In the second case we've provided a list within square brackets of comparably sized animals for a Velociraptor, with each separated by a comma - this will be displayed as a drop-down list containing all three values. This is a Multi-Choice Blank. The system assumes the first item in the list is the correct answer, and will jumble the possible answers when presenting the Question to the visitor.
Again, we've provided a link to a website that discusses the topic that the Question is about. Once we’re finished we’ll click ‘Add’ and then add one last Question.
This time we’ll add a Multiple Choice Question. There are two Types of Multiple Choice Questions that you can create with Spike@School - Questions with one correct answer, and Questions with more than one correct answer. We’re going to create a Question with only one correct answer.
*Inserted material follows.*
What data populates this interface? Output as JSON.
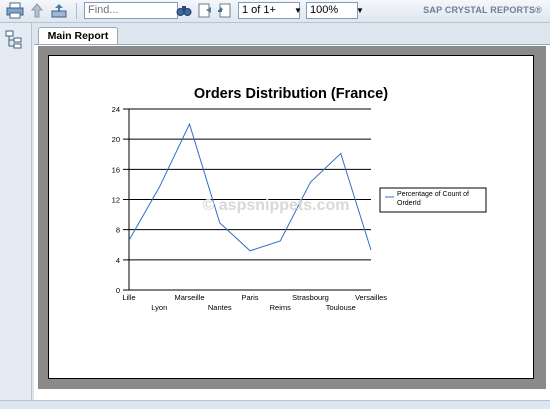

This will be presented to the visitor as a list of jumbled answers each with a Radio Button beside it. The visitor will only be able to choose one answer.
If you had added more than one right answer, the visitor would be presented with the same list but instead there would be Checkboxes beside each answer allowing the visitor to tick more than one answer. In this case, the visitor must choose all the correct answers for the Question in order to be marked as ‘correct’.
I've also attached an image file to this question which will be used by the user to answer the question.
After clicking ‘Add’ we'll have three Questions in our list. Let's take the Quiz!
Viewing Your Quiz
To view the Quiz simply head to the front-end of your website and click on the Name of your Quiz Set. As you can see, the list of Quizzes in your Set are shown to the visitor. We'll click on the Dinosaurs Quiz.
The Introduction that we entered while first setting up our Quiz is shown to the visitor and a big link indicating that they can take the Quiz is also shown. Let's click on ‘Start the Quiz’ and see how much we know about dinosaurs.
Once the visitor answers each Question they can click ‘Submit Answer’. They can also choose not to answer the Question, or go back to Questions at any time, by using the ‘Back’ button which will appear after the first Question. They can also change their answers before the end of the Quiz.
I’m going to select ‘False’ for the first Question so we can see how the final marking screen can direct us to Website Resources when we get a Question wrong.
For the second Question you can see that we can type freestyle words into the box, and also choose from a list of possible answers.
The last Question is easy. You can see how the Image File associated with the Question is readily available to be clicked on, and since there is only one correct answer to this Question, the Radio Buttons have been used instead of Checkboxes.
Now that we've answered all the Questions, let's see how many we got correct. As you can see in the image on the right, since we got Question 1 incorrect we have been provided with our Website Resource related to the Question.
An Interactive Learning Tool!
I’ve clicked on the Website Resource link and reminded myself about what dinosaurs ate so I’ll be sure to get that Question right next time I take the Quiz.
But, we passed! Actually, Quizzes in Spike@School aren't about passing or failing. The system doesn't collect marks, because we believe that our Quiz system is best used as a self-assessment tool.
Imagine setting up a Quiz at the start of a unit of work that covers everything you may be teaching throughout the unit. Students can take the Quiz at the start and end of the unit to see their progress, or simply use the Quiz as a means to see what knowledge they still need to acquire.
Better yet, Quizzes are available in Learning Caves and ePortfolios which means that students can create their own Quizzes! We think this is a great way for students to build their research skills and also to guide their own learning. Quizzes that are made inside of the Learning Caves can be taken by other students in the Cave. This is truly interactive learning!